If you have never given much thought to the subject of estate planning, you may harbor some misconceptions. It can seem as though a last will would be a logical choice for an asset transfer vehicle if you want to make sure that you keep things simple for your loved ones after you pass away.
In reality, the heirs to the estate do not receive their inheritances right away when a will is used, because the will must be admitted to probate. This is the legal process of estate administration. Estate administration tasks are handled by the executor or personal representative, and the probate court provides supervision.
The probate process can take a considerable amount of time, and this can create difficulties for heirs who may have been depending on the decedent for support. Even if inheritances are not immediately needed, no one wants to wait for a year to receive a bequest, and even simple cases can take close to a year in most areas.
During probate a number of expenses will present themselves. The executor is entitled to payment, and a probate attorney will typically be retained, because probate is a legal process. There will be a filing fee that the court will charge, and there can also be accounting expenses, because final taxes must be paid.
Appraisals and liquidation expenses can run up the tab as well, and in the end, a relatively significant portion of the estate can be consumed by probate costs.
Another probate pitfall is the loss of privacy. Probate records are available to the general public, so anyone who is interested could find out how you decided to distribute your property.
Uniform Probate Code
Now that we have provided some background information about the probate process in general, we can look at the Uniform Probate Code.
Many people within the legal community felt that the probate process was unwieldy, and they wanted to streamline the process. They also wanted to see widespread uniformity.
Back in 1964 work began in earnest on the creation of a code that would be used in all 50 states. The National Conference of Commissioners on Uniform State Laws (NCCUSL) worked with the American Bar Association, and a completed version of the Uniform Probate Code was presented in 1969.
The stated goal of uniformity never came to fruition. Only 16 states have adopted the Uniform Probate Code, but North Dakota and Minnesota are two of them.
Learn More About Probate

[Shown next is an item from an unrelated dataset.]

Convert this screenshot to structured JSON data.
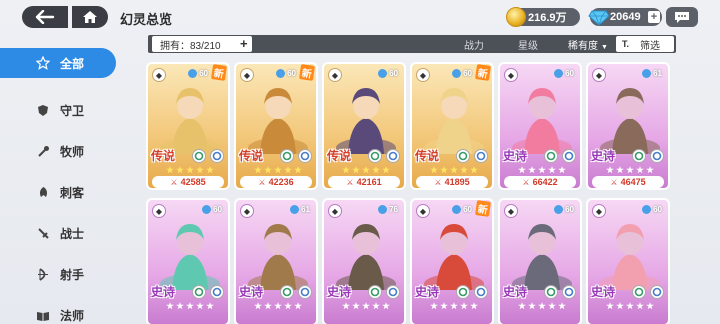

If you are interested in learning more about the probate process, download our special report. The report goes into a great deal of detail, and it is being offered on a complimentary basis.
To access the free report, click this link and follow the simple instructions: Grand Forks ND Probate Report.